about the author
Martin Penner, a former journalist, has worked for WFP since 2008.
Eight weeks after the devastating earthquake in Haiti, WFP is now using a three-pronged approach to target food assistance precisely at the most vulnerable victims of the disaster. School meals, nutritious food products and targeted distributions are the keys to this strategy.
ROME -- Eight weeks after the devastating earthquake in Haiti, WFP is now using a three-pronged approach to target food assistance very precisely at the most vulnerable victims of the earthquake.
Current operations, which aim to lay the nutritional foundations for Haiti’s future, revolve around school meals programmes, a nutrition drive and carefully targeted distributions of full food baskets.
1. School meals
We have started providing daily cooked meals for school aged children (5 to 16) in the greater Port-au-Prince area, aiming to initially reach 72,000 children in 148 schools. This will provide a crucial nutritional input for a vulnerable part of the population and, by keeping kids in school, will help create a sense of normality.
2. Nutrition drive
WFP is distributing highly nutritious supplementary foods such as supplementary plumpy, a fortified peanut-based paste, to women and children living in camps in the greater Port-au-Prince area. The nutrition drive targets 53,000 children under five and 16,000 pregnant and breast-feeding mothers. The programme will soon be extended outside the capital.
3. Full food baskets
Working with government authorities and NGOs, we are preparing to begin giving a full food basket including rice, beans, CSB, oil and salt to vulnerable families. This action is due to begin in the second week of March and will target some 300,000 families (estimated 1.5 million beneficiaries).
By focusing on assistance for children and mothers, WFP is working to build the nutritional foundations for Haiti’s future. We are helping to give Haitians the strength and resilience they need to make a better future for themselves.

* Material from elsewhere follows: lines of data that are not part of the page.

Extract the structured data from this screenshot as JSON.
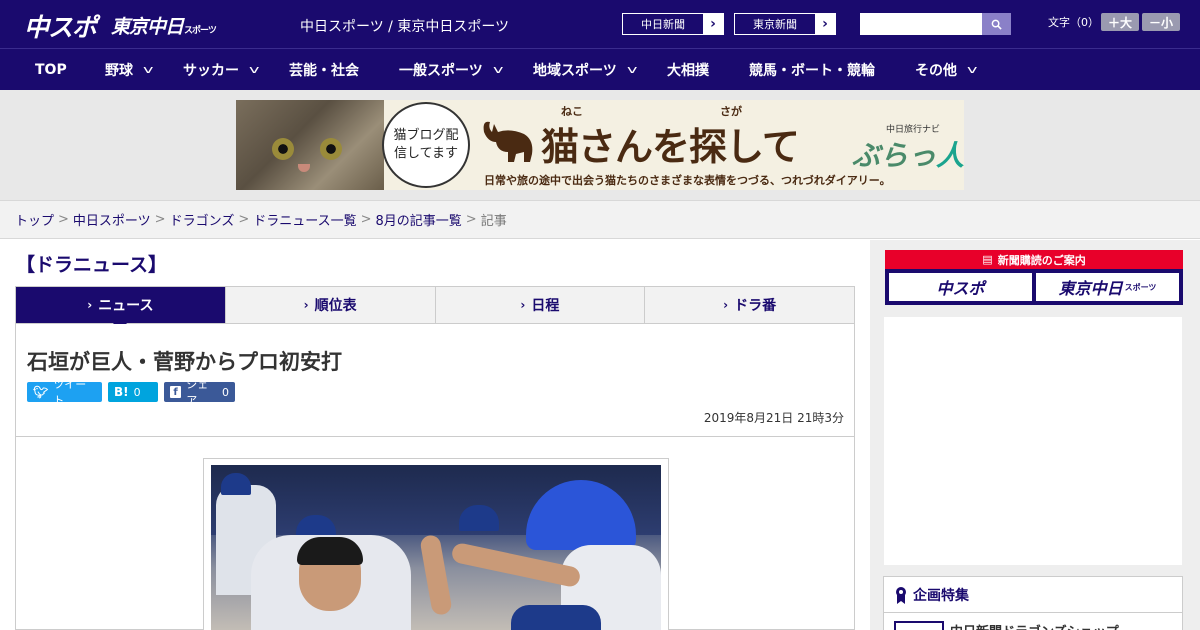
{
  "header": {
    "logo_main": "中スポ",
    "logo_tokyo": "東京中日",
    "logo_tokyo_small": "スポーツ",
    "site_title": "中日スポーツ / 東京中日スポーツ",
    "paper_buttons": [
      {
        "label": "中日新聞"
      },
      {
        "label": "東京新聞"
      }
    ],
    "search_placeholder": "",
    "font_size_label": "文字（0）",
    "font_larger": "＋大",
    "font_smaller": "－小"
  },
  "nav": {
    "items": [
      {
        "label": "TOP",
        "dropdown": false
      },
      {
        "label": "野球",
        "dropdown": true
      },
      {
        "label": "サッカー",
        "dropdown": true
      },
      {
        "label": "芸能・社会",
        "dropdown": false
      },
      {
        "label": "一般スポーツ",
        "dropdown": true
      },
      {
        "label": "地域スポーツ",
        "dropdown": true
      },
      {
        "label": "大相撲",
        "dropdown": false
      },
      {
        "label": "競馬・ボート・競輪",
        "dropdown": false
      },
      {
        "label": "その他",
        "dropdown": true
      }
    ]
  },
  "banner": {
    "speech": "猫ブログ配信してます",
    "title": "猫さんを探して",
    "ruby_1": "ねこ",
    "ruby_2": "さが",
    "subtitle": "日常や旅の途中で出会う猫たちのさまざまな表情をつづる、つれづれダイアリー。",
    "navi_small": "中日旅行ナビ",
    "navi_logo": "ぶらっ",
    "navi_logo_accent": "人"
  },
  "breadcrumb": {
    "items": [
      "トップ",
      "中日スポーツ",
      "ドラゴンズ",
      "ドラニュース一覧",
      "8月の記事一覧"
    ],
    "current": "記事",
    "separator": ">"
  },
  "section": {
    "title": "【ドラニュース】"
  },
  "tabs": [
    {
      "label": "ニュース",
      "active": true
    },
    {
      "label": "順位表",
      "active": false
    },
    {
      "label": "日程",
      "active": false
    },
    {
      "label": "ドラ番",
      "active": false
    }
  ],
  "article": {
    "headline": "石垣が巨人・菅野からプロ初安打",
    "share": {
      "tweet_label": "ツイート",
      "hatena_icon": "B!",
      "hatena_count": "0",
      "facebook_label": "シェア",
      "facebook_count": "0"
    },
    "date": "2019年8月21日 21時3分"
  },
  "sidebar": {
    "subscribe_title": "新聞購読のご案内",
    "subscribe_buttons": [
      "中スポ",
      "東京中日"
    ],
    "subscribe_small": "スポーツ",
    "feature_title": "企画特集",
    "feature_item": "中日新聞ドラゴンズショップ"
  },
  "colors": {
    "brand_navy": "#1a0a6e",
    "accent_red": "#e8002a",
    "twitter": "#1da1f2",
    "hatena": "#00a4de",
    "facebook": "#3b5998"
  }
}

Learn more about our operations in Haiti.
(Photo: Fama Diouf)